Beneath a photo (caption: “A spirit of celebration filled the hall”), a single paragraph told the story: “When Tinka Larsen proposed an Interfaith Harvest Dinner, some thought the idea too ambitious. Her enthusiasm proved contagious and the commitment was made. Over 180 people from Montclair, the Kehilla Community Synagogue, and the Islamic Cultural Center gathered on Nov. 13. Christians, Jews and Muslims planned and cooked together, decorated and cleaned up together. Conversations buzzed around the room as diners exchanged names, e-mail addresses and telephone numbers. Prayer and food, story and song were enjoyed. A member of each congregation shared a version of the creation story. A spirit of Thanksgiving was truly present.”
Well, it’s not too early to replicate that idea across America — and anyplace else where people could use an excuse to express gratitude, share good food and get to know fellow citizens of this planet.
The Rev. Elizabeth Hill, of the Church of the Palms, UCC, shared those photocopies during the Delray association’s May meeting. She formerly had been part of that Oakland congregation. And since it was she who had written the “could we?” note, she had just volunteered to help the Interfaith Harvest Dinner happen.

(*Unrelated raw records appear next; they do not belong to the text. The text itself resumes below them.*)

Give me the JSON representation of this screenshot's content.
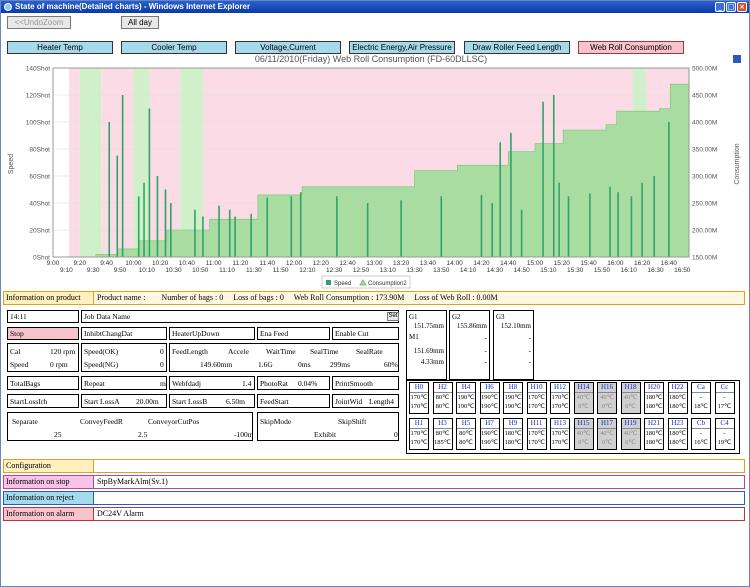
{
  "window": {
    "title": "State of machine(Detailed charts) - Windows Internet Explorer"
  },
  "toolbar": {
    "undo_zoom": "<<UndoZoom",
    "all_day": "All day"
  },
  "tabs": [
    "Heater Temp",
    "Cooler Temp",
    "Voltage,Current",
    "Electric Energy,Air Pressure",
    "Draw Roller Feed Length",
    "Web Roll Consumption"
  ],
  "colors": {
    "tab": "#a6d9ec",
    "tab_selected": "#f7c3cd",
    "speed": "#2fa36b",
    "consumption": "#a8dca0",
    "stop_band": "#fbdce6",
    "run_band": "#cff0c9"
  },
  "chart_data": {
    "type": "area",
    "title": "06/11/2010(Friday) Web Roll Consumption  (FD-60DLLSC)",
    "ylabel": "Speed",
    "ylabel2": "Consumption",
    "yticks_left": [
      "0Shot",
      "20Shot",
      "40Shot",
      "60Shot",
      "80Shot",
      "100Shot",
      "120Shot",
      "140Shot"
    ],
    "yticks_right": [
      "150.00M",
      "200.00M",
      "250.00M",
      "300.00M",
      "350.00M",
      "400.00M",
      "450.00M",
      "500.00M"
    ],
    "xticks_top": [
      "9:00",
      "9:20",
      "9:40",
      "10:00",
      "10:20",
      "10:40",
      "11:00",
      "11:20",
      "11:40",
      "12:00",
      "12:20",
      "12:40",
      "13:00",
      "13:20",
      "13:40",
      "14:00",
      "14:20",
      "14:40",
      "15:00",
      "15:20",
      "15:40",
      "16:00",
      "16:20",
      "16:40"
    ],
    "xticks_bottom": [
      "9:10",
      "9:30",
      "9:50",
      "10:10",
      "10:30",
      "10:50",
      "11:10",
      "11:30",
      "11:50",
      "12:10",
      "12:30",
      "12:50",
      "13:10",
      "13:30",
      "13:50",
      "14:10",
      "14:30",
      "14:50",
      "15:10",
      "15:30",
      "15:50",
      "16:10",
      "16:30",
      "16:50"
    ],
    "legend": [
      "Speed",
      "Consumption2"
    ],
    "xlim_min": [
      540,
      1015
    ],
    "ylim_left": [
      0,
      140
    ],
    "ylim_right": [
      150,
      500
    ],
    "consumption_steps": [
      [
        572,
        155
      ],
      [
        588,
        165
      ],
      [
        604,
        180
      ],
      [
        625,
        200
      ],
      [
        657,
        220
      ],
      [
        693,
        265
      ],
      [
        726,
        280
      ],
      [
        810,
        310
      ],
      [
        842,
        320
      ],
      [
        880,
        345
      ],
      [
        900,
        360
      ],
      [
        921,
        385
      ],
      [
        953,
        395
      ],
      [
        961,
        420
      ],
      [
        993,
        425
      ],
      [
        1001,
        470
      ],
      [
        1015,
        470
      ]
    ],
    "stop_bands": [
      [
        552,
        560
      ],
      [
        576,
        600
      ],
      [
        612,
        635
      ],
      [
        652,
        1015
      ]
    ],
    "run_bands": [
      [
        560,
        576
      ],
      [
        600,
        612
      ],
      [
        635,
        652
      ],
      [
        973,
        983
      ]
    ],
    "speed_spikes": [
      [
        582,
        100
      ],
      [
        588,
        75
      ],
      [
        592,
        120
      ],
      [
        604,
        45
      ],
      [
        608,
        55
      ],
      [
        612,
        110
      ],
      [
        618,
        60
      ],
      [
        624,
        50
      ],
      [
        628,
        40
      ],
      [
        646,
        35
      ],
      [
        652,
        30
      ],
      [
        664,
        38
      ],
      [
        672,
        35
      ],
      [
        676,
        30
      ],
      [
        688,
        32
      ],
      [
        700,
        44
      ],
      [
        718,
        45
      ],
      [
        725,
        48
      ],
      [
        752,
        45
      ],
      [
        775,
        40
      ],
      [
        800,
        42
      ],
      [
        830,
        45
      ],
      [
        860,
        46
      ],
      [
        868,
        40
      ],
      [
        874,
        85
      ],
      [
        882,
        92
      ],
      [
        890,
        35
      ],
      [
        906,
        115
      ],
      [
        914,
        120
      ],
      [
        918,
        55
      ],
      [
        925,
        45
      ],
      [
        941,
        47
      ],
      [
        956,
        52
      ],
      [
        962,
        48
      ],
      [
        972,
        45
      ],
      [
        980,
        55
      ],
      [
        989,
        60
      ],
      [
        1000,
        100
      ]
    ]
  },
  "product": {
    "label": "Information on product",
    "text": "Product name :        Number of bags : 0     Loss of bags : 0     Web Roll Consumption : 173.90M     Loss of Web Roll : 0.00M"
  },
  "machine": {
    "time": "14:11",
    "job_label": "Job Data Name",
    "set": "Set",
    "stop": "Stop",
    "inhibit": "InhibtChangDat",
    "heater": "HeaterUpDown",
    "ena_feed": "Ena Feed",
    "enable_cut": "Enable Cut",
    "cal": "Cal",
    "cal_v": "120 rpm",
    "speed": "Speed",
    "speed_v": "0 rpm",
    "speed_ok": "Speed(OK)",
    "speed_ok_v": "0",
    "speed_ng": "Speed(NG)",
    "speed_ng_v": "0",
    "feedlength": "FeedLength",
    "feedlength_v": "149.60mm",
    "accele": "Accele",
    "accele_v": "1.6G",
    "waittime": "WaitTime",
    "waittime_v": "0ms",
    "sealtime": "SealTime",
    "sealtime_v": "299ms",
    "sealrate": "SealRate",
    "sealrate_v": "60%",
    "total": "TotalBags",
    "repeat": "Repeat",
    "repeat_v": "m",
    "webadj": "Webfdadj",
    "webadj_v": "1.4",
    "photo": "PhotoRat",
    "photo_v": "0.04%",
    "print": "PrintSmooth",
    "startloss": "StartLossIrh",
    "startlossA": "Start LossA",
    "startlossA_v": "20.00m",
    "startlossB": "Start LossB",
    "startlossB_v": "6.50m",
    "feedstart": "FeedStart",
    "jointwid": "JointWid",
    "length4": "Length4",
    "separate": "Separate",
    "separate_v": "25",
    "conveyfr": "ConveyFeedR",
    "conveyfr_v": "2.5",
    "conveyp": "ConveyorCutPos",
    "conveyp_v": "-100ms",
    "skipmode": "SkipMode",
    "skipmode_v": "Exhibit",
    "skipshift": "SkipShift",
    "skipshift_v": "0"
  },
  "gauges": [
    {
      "name": "G1",
      "lines": [
        "151.75mm"
      ],
      "m_label": "M1",
      "m_lines": [
        "151.69mm",
        "4.33mm"
      ]
    },
    {
      "name": "G2",
      "lines": [
        "155.86mm",
        "-"
      ],
      "m_lines": [
        "-",
        "-"
      ]
    },
    {
      "name": "G3",
      "lines": [
        "152.10mm",
        "-"
      ],
      "m_lines": [
        "-",
        "-"
      ]
    }
  ],
  "heaters_top": [
    {
      "n": "H0",
      "a": "170℃",
      "b": "170℃"
    },
    {
      "n": "H2",
      "a": "80℃",
      "b": "80℃"
    },
    {
      "n": "H4",
      "a": "190℃",
      "b": "190℃"
    },
    {
      "n": "H6",
      "a": "190℃",
      "b": "190℃"
    },
    {
      "n": "H8",
      "a": "190℃",
      "b": "190℃"
    },
    {
      "n": "H10",
      "a": "170℃",
      "b": "170℃"
    },
    {
      "n": "H12",
      "a": "170℃",
      "b": "170℃"
    },
    {
      "n": "H14",
      "a": "40℃",
      "b": "0℃",
      "dim": true
    },
    {
      "n": "H16",
      "a": "40℃",
      "b": "0℃",
      "dim": true
    },
    {
      "n": "H18",
      "a": "40℃",
      "b": "0℃",
      "dim": true
    },
    {
      "n": "H20",
      "a": "180℃",
      "b": "180℃"
    },
    {
      "n": "H22",
      "a": "180℃",
      "b": "180℃"
    },
    {
      "n": "Ca",
      "a": "-",
      "b": "18℃"
    },
    {
      "n": "Cc",
      "a": "-",
      "b": "17℃"
    }
  ],
  "heaters_bottom": [
    {
      "n": "H1",
      "a": "170℃",
      "b": "170℃"
    },
    {
      "n": "H3",
      "a": "80℃",
      "b": "185℃"
    },
    {
      "n": "H5",
      "a": "80℃",
      "b": "80℃"
    },
    {
      "n": "H7",
      "a": "190℃",
      "b": "190℃"
    },
    {
      "n": "H9",
      "a": "180℃",
      "b": "180℃"
    },
    {
      "n": "H11",
      "a": "170℃",
      "b": "170℃"
    },
    {
      "n": "H13",
      "a": "170℃",
      "b": "170℃"
    },
    {
      "n": "H15",
      "a": "40℃",
      "b": "0℃",
      "dim": true
    },
    {
      "n": "H17",
      "a": "40℃",
      "b": "0℃",
      "dim": true
    },
    {
      "n": "H19",
      "a": "40℃",
      "b": "0℃",
      "dim": true
    },
    {
      "n": "H21",
      "a": "180℃",
      "b": "180℃"
    },
    {
      "n": "H23",
      "a": "180℃",
      "b": "180℃"
    },
    {
      "n": "Cb",
      "a": "-",
      "b": "16℃"
    },
    {
      "n": "C4",
      "a": "-",
      "b": "19℃"
    }
  ],
  "info": [
    {
      "label": "Configuration",
      "value": "",
      "color": "#fff0c0",
      "border": "#e0a020"
    },
    {
      "label": "Information on stop",
      "value": "StpByMarkAlm(Sv.1)",
      "color": "#f7c3e8",
      "border": "#c040a0"
    },
    {
      "label": "Information on reject",
      "value": "",
      "color": "#a6d9ec",
      "border": "#2060c0"
    },
    {
      "label": "Information on alarm",
      "value": "DC24V Alarm",
      "color": "#f7c3cd",
      "border": "#c03040"
    }
  ]
}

Hill served on a similar committee two years ago when the Delray group hosted Jewish, Christian and Muslim women on their The Faith Club book tour promoting mutual understanding. At her new committee’s first meeting July 2 at St. Paul’s Episcopal Church, she said everyone she had asked had agreed to help. No date or venue was set. But there was consensus for an open and peaceful atmosphere for learning and sharing, one particularly inviting for youths rather having them nodding off to adults’ monologues.
The Delray Beach Interfaith Clergy Association is one of many interfaith groups doing good things that we’ll keep telling about here.

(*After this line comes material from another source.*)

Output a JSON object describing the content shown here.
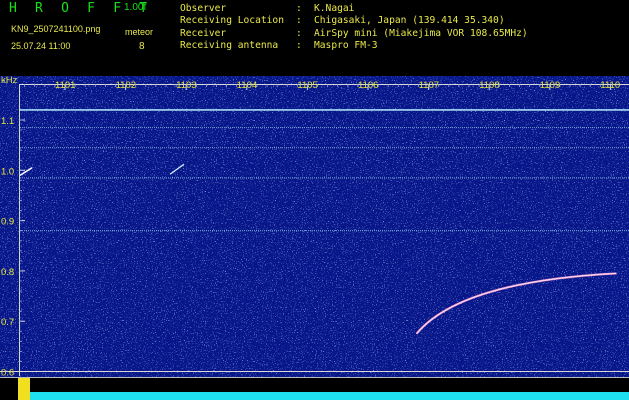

Montclair’s idea apparently wasn’t too ambitious. But congregations can be as ambitious as they like.
So do try this at home. And tell us what you’re planning — and when. Who said Thanksgiving was the only time to show appreciation for life, and for each other?
C.B. Hanif, former news ombudsman and editorial columnist for The Palm Beach Post, is a freelance writer, editor and media and interfaith consultant and speaker. Contact him at email@example.com or see his blog, InterFaith21.com.